Items from a data source:
>>>

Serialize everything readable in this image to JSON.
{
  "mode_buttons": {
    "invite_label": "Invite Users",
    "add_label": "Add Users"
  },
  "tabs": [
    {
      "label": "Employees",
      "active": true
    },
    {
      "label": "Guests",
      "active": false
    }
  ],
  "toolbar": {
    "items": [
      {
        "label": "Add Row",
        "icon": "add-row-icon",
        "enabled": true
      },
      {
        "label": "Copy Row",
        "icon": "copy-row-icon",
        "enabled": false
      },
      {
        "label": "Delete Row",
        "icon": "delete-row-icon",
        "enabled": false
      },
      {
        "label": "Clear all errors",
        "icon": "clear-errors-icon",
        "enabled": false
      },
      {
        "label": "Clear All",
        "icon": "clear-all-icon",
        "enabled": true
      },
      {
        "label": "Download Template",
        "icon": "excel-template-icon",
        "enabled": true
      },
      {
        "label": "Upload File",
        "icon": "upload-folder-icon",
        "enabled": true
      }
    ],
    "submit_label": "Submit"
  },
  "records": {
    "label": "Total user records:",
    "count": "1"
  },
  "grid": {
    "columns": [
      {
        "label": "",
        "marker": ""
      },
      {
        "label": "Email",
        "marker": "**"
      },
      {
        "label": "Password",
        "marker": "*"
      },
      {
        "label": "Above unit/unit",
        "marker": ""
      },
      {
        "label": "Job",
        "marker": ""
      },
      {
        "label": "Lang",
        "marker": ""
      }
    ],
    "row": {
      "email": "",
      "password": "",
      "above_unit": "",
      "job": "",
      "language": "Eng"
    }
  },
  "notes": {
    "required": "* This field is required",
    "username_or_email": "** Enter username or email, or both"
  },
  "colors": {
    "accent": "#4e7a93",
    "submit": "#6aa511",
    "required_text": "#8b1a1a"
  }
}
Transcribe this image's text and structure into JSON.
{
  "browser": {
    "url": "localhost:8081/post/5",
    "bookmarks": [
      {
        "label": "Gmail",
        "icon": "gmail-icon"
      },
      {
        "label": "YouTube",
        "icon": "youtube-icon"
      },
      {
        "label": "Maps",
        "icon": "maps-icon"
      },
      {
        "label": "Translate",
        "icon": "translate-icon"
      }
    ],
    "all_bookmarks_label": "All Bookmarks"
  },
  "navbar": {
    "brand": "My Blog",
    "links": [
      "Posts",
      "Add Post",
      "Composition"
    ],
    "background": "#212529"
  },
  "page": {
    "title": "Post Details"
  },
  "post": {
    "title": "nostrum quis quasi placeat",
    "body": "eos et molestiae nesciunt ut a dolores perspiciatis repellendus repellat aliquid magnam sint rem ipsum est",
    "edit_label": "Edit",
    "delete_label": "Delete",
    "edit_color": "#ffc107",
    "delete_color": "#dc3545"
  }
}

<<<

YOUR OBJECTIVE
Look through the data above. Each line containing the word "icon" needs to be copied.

EXERCISE RESPONSE
        "icon": "add-row-icon",
        "icon": "copy-row-icon",
        "icon": "delete-row-icon",
        "icon": "clear-errors-icon",
        "icon": "clear-all-icon",
        "icon": "excel-template-icon",
        "icon": "upload-folder-icon",
        "icon": "gmail-icon"
        "icon": "youtube-icon"
        "icon": "maps-icon"
        "icon": "translate-icon"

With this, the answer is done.